The snow that closed the Desert Road and Napier-Taupo Road on Sun-Mon-Tue 4-5-6th October 2009 was unseasonable. It was caused by a low pressure system deepening over the area at the same time as a cold southerly flow arrived, resulting in moist air being cooled from below in a cauldron of lowering pressure. This produced an unusually heavy amount of snow over a wide area.
The weather map for noon on Sunday shows the low pressure system forming over the Central North Island
A summary of the equinox
I started tramping as a teenager with the expectation of rain in the hills about two days out of three. So we were always prepared to change plans if confronted by a river in flood. Likewise, conditions on the tops could send us scurrying back below the bush line, as the wind over the ridge crests was sometimes strong enough to throw an adult carrying a heavy pack off their feet.

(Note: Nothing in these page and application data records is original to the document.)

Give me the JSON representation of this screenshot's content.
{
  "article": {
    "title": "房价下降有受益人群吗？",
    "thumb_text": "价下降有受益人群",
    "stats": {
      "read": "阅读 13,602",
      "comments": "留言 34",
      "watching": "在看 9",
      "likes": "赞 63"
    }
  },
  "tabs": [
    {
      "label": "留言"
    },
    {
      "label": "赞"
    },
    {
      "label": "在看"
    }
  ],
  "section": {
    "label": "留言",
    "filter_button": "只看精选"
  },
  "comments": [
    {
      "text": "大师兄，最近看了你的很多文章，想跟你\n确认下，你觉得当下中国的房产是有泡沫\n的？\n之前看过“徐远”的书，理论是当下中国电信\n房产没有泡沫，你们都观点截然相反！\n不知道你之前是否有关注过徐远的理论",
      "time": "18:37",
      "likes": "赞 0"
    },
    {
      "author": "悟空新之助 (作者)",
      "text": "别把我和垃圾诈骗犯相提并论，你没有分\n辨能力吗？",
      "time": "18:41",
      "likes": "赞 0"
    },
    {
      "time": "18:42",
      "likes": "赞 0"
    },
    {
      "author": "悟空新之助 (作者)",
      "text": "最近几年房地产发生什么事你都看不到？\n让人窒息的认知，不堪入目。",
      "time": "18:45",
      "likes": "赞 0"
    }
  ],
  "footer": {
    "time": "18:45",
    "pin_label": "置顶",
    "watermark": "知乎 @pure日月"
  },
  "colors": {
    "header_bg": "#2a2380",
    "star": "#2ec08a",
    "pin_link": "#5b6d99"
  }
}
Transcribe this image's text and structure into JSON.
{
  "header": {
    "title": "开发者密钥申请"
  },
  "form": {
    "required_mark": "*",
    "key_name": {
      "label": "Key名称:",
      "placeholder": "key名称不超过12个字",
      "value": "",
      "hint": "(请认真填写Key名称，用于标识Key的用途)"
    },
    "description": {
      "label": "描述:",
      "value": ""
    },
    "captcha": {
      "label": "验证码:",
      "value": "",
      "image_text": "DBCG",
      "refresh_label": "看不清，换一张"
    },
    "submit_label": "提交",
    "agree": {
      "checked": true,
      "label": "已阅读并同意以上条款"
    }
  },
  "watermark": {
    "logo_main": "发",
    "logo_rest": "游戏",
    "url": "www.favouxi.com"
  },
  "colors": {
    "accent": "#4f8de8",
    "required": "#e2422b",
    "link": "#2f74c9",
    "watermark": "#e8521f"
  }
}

Earlier in the month many parts of New Zealand had frosts. Since we are now into the beginning of spring, it got me thinking about the impact that late season frosts can have on the delicate buds sprouting on trees and vines around the country.
After a week of sunny weather, it appears that rain will dampen Waikato Stadium before this weekend’s Tri Nation rugby game starts there at 7:35pm on Saturday.
This clash between the Springboks and the All Blacks is the first Tri Nations game to be held at Waikato Stadium (capacity 25,800).
Our weather in New Zealand is greatly modified by the shape of the land. There are many parts of the country where the air is channeled through gaps in the terrain, and I thought I would write a little about this. Especially since it relates to the thread of my earlier posts on wind.
On 21 August in 1861, Dr. Charles Knight was appointed the first Director of Meteorological Stations in New Zealand.